Tacoma, WA, Jun. 9 (UPI) — Environmentalists in the Northwestern
United States are bracing for what could be the worst fish kill in
memory, the Tacoma Tribune reported Wednesday.
Jan Newton, a University of Washington oceanographer who also works
for the state Department of Ecology, said things are likely to get
worse in what has become a dead zone for fish and other deep-water
marine life at the south end of the Hood Canal.
“The odds are more and more fish and shellfish will die because there
is simply less oxygen than there ever has been historically,” Newton
Experts blame hypoxia, or lack of oxygen, for the deaths of thousands
of fish and other sea creatures in the Hood Canal during the last two
“Going into the summer, it might even be worse than we’ve seen in the
past,” said Mary Lou Mills, the Department of Fish and Wildlife’s
marine ecosystem manager.
State officials last month issued a preliminary action plan, blaming

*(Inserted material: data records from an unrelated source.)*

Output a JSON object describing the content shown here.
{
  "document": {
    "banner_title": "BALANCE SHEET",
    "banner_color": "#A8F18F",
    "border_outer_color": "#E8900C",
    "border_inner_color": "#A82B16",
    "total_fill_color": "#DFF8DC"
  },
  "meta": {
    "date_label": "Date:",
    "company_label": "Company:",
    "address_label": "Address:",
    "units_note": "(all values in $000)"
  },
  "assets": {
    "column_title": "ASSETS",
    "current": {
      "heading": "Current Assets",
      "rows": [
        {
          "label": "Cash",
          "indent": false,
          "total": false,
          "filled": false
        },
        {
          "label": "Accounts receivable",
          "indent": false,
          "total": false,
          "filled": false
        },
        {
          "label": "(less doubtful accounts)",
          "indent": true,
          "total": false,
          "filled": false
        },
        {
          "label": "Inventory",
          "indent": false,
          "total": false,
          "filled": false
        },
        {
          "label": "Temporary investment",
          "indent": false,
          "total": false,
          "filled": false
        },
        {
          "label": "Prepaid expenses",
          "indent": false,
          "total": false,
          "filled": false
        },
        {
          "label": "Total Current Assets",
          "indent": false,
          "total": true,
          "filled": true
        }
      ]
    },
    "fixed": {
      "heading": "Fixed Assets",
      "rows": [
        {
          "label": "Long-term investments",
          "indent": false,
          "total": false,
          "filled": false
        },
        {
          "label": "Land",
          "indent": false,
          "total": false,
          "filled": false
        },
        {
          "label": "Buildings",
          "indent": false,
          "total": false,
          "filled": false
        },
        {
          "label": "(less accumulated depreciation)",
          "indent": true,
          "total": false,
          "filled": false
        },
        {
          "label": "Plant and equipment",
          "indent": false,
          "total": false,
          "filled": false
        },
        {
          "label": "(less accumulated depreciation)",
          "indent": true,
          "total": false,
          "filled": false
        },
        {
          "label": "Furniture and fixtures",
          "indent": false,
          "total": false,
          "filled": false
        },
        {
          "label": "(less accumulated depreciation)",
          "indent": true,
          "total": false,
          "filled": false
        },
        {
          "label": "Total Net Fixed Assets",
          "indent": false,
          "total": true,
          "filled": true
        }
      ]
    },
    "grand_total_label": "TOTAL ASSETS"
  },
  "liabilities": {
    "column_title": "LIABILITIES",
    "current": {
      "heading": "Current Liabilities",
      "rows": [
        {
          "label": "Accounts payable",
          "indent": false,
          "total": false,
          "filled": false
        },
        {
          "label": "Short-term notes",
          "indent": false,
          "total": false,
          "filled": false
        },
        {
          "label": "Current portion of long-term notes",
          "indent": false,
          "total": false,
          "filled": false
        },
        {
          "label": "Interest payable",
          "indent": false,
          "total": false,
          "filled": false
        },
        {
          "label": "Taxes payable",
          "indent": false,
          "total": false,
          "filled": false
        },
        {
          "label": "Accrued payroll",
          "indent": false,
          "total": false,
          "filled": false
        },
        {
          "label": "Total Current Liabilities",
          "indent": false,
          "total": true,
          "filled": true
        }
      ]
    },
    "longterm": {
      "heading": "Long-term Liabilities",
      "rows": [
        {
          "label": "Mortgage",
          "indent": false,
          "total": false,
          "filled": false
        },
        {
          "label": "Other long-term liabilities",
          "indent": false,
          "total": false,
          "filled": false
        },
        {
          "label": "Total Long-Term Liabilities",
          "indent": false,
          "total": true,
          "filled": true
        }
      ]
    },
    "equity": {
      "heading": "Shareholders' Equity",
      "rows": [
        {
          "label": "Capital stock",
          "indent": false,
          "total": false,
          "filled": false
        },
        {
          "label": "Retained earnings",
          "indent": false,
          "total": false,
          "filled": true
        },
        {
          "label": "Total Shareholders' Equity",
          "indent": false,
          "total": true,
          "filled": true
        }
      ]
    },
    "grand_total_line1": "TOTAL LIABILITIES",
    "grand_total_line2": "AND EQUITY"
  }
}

the problem on excess nitrogen from septic systems, storm water
runoff, discarded salmon carcasses, livestock manure, other
fertilizers and other sources.
Excess nitrogen accelerates the growth of aquatic plants, such as
algae, which then consume oxygen when they die.